Dataset records:
··········
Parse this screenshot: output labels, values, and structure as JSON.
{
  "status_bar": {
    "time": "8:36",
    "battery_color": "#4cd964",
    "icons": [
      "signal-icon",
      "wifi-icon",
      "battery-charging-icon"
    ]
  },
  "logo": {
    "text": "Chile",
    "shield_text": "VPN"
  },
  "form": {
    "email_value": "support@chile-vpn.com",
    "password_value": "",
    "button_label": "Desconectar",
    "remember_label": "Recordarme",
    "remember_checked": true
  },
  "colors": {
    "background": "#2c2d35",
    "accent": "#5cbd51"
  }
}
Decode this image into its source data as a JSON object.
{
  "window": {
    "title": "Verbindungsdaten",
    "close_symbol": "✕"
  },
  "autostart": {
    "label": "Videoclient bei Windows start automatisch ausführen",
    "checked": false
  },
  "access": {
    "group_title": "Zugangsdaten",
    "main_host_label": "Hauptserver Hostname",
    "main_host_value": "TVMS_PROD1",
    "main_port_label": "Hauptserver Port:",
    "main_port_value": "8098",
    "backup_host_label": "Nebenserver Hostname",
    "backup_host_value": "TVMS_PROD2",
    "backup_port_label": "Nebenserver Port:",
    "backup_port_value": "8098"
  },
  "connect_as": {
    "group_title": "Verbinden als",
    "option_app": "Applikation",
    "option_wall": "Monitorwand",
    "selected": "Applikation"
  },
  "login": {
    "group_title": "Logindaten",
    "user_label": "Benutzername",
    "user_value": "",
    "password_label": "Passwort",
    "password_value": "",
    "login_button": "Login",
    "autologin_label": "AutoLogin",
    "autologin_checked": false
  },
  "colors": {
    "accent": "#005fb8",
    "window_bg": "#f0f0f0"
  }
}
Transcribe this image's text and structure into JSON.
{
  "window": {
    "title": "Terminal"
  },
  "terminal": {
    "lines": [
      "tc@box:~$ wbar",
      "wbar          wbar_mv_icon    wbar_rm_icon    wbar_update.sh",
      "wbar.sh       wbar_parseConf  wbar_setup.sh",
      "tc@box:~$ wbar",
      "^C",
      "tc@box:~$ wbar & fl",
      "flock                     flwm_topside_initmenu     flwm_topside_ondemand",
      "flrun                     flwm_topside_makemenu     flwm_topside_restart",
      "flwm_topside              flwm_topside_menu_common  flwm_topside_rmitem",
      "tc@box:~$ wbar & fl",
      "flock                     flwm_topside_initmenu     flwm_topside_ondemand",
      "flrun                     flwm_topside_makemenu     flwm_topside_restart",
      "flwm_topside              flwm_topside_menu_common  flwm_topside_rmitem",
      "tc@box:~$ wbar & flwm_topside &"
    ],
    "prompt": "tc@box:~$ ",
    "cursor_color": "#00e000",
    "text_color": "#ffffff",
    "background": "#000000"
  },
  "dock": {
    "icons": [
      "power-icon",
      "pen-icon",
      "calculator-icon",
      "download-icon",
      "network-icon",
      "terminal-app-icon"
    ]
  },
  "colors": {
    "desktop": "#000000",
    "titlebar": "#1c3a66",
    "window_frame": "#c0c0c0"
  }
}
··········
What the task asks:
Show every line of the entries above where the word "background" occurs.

Reply:
    "background": "#2c2d35",
    "background": "#000000"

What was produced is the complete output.